On Saturday I attended a retreat on how to ask open and honest questions as part of my ongoing learning and growth as a member of the Worship Committee at USSB.
It sounds so easy! Open and honest seems like such a natural extension of being a good listener, no?
The goal of open and honest questions are to help the person you are listening to deepen their thinking and understanding of the situation they are sharing with you. They are questions in service of the speaker, a gift you can give to help someone better process their thoughts, think differently about a situation, or reach their own epiphany.
Why are they so difficult? Because we typically ask questions in service of ourselves, the listener. We ask inquiring questions to satisfy our curiosity. We ask diagnostic questions to try to identify the problem and solution ourselves. We ask leading questions to "encourage" the speaker to see our perspective on a situation, or apply our opinions as a possible solution.
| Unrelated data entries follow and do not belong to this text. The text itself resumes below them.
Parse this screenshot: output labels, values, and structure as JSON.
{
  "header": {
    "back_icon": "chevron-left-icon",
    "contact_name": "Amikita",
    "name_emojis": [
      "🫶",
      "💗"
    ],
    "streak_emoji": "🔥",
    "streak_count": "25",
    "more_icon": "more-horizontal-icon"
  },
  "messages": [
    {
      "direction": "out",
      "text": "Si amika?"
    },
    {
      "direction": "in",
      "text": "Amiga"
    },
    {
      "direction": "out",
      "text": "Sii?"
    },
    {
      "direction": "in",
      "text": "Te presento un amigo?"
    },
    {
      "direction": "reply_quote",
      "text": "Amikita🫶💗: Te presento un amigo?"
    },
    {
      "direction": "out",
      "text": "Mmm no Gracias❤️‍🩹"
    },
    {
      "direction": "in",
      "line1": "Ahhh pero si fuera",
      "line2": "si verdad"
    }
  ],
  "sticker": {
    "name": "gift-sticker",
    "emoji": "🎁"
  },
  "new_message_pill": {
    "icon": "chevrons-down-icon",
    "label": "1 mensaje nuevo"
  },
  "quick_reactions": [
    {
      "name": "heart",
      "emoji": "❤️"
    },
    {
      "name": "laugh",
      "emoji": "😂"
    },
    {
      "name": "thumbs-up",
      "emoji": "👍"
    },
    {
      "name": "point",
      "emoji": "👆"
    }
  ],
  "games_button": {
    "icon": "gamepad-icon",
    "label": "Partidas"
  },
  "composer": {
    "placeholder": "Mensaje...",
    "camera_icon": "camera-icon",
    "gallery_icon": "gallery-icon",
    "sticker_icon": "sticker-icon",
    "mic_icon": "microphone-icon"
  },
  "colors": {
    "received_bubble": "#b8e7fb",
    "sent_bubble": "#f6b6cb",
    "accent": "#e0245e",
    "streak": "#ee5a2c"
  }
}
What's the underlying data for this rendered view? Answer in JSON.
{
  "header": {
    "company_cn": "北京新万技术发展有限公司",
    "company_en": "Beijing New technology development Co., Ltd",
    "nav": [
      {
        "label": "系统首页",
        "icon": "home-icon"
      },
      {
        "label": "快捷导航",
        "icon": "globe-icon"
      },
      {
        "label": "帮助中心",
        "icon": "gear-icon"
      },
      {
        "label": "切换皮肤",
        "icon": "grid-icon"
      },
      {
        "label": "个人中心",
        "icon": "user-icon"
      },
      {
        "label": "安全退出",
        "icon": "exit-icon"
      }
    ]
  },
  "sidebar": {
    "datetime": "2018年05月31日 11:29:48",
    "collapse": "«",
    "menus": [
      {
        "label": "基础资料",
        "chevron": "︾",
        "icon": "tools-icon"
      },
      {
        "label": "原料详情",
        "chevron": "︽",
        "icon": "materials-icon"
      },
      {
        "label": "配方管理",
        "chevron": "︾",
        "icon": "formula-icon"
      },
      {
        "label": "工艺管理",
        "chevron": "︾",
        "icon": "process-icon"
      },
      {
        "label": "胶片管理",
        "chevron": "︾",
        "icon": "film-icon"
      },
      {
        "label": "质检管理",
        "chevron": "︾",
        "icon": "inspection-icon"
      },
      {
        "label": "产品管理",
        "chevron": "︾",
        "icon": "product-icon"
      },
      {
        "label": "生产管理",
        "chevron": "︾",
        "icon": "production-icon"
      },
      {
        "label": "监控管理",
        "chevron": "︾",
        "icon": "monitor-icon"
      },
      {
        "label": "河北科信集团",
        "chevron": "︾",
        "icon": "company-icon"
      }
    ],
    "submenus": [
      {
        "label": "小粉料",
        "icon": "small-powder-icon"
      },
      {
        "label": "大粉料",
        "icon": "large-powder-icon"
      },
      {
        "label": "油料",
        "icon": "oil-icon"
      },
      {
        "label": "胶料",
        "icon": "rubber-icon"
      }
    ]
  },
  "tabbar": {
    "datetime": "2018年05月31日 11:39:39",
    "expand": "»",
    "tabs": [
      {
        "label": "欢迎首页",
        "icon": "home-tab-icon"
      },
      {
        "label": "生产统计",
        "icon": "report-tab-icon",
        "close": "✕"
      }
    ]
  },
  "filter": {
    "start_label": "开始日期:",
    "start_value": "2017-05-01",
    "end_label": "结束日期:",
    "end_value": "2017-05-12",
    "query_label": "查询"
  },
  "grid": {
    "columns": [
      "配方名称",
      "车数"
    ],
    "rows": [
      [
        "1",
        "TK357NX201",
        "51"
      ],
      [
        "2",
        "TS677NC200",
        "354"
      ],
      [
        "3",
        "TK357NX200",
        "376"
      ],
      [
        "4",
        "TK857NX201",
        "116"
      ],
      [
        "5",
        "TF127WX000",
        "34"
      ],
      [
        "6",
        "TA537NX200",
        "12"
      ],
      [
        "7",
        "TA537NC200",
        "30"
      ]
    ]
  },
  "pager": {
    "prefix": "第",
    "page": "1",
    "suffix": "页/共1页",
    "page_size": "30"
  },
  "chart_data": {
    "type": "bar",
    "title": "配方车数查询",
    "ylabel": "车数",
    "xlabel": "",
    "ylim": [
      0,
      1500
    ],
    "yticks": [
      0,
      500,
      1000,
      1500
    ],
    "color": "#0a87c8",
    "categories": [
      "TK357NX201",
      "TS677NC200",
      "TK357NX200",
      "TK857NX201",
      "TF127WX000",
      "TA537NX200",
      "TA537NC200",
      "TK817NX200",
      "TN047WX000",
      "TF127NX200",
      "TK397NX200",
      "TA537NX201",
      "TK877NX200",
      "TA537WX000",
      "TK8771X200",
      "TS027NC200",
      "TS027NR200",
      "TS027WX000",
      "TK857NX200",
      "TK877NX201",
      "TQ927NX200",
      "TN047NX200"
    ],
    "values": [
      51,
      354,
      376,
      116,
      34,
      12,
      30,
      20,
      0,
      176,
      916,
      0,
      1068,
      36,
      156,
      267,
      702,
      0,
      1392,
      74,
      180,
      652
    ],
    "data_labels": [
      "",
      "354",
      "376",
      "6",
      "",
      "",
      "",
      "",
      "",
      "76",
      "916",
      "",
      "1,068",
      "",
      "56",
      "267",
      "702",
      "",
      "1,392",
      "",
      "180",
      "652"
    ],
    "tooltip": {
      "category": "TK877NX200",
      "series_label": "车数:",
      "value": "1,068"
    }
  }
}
In short, open and honest questions are difficult because as we listen we are really preparing for what to say next, how to engage in the conversation in a meaningful way but in a way that ultimately serves ourselves.
Open and honest questions require you to listen deeply to what someone is saying, to hear the themes, and to identify questions in service to the person speaking. For example, after sharing a difficult situation about my children, one of my group members asked, "How would you define your role as a mom in this situation?" That question allowed me to think more deeply about what my responsibility is, and isn't, in relationship to the decisions my kiddo is making. It wasn't a question that gave an opinion or asked for more detail about the situation; it was a question that made me think.
Open and honest questions are the ones that make you pause when they are asked, a total body response as the question "lands" on you, and the best ones are questions that hit at the core of the answers you yourself need to be able to find. In that vein, one of the most interesting challenges of open and honest questions is that the questioner shouldn't necessarily expect an immediate response. When someone asks you the question you need to answer, it might actually take awhile. Even if the answer isn't immediate, the work is going on inside.
How can we incorporate more open and honest questions into training and learning? Isn't this the core of motivation and behavior change? How can we marry open and honest questions with training content to get to not just the what, but also the how and why of change?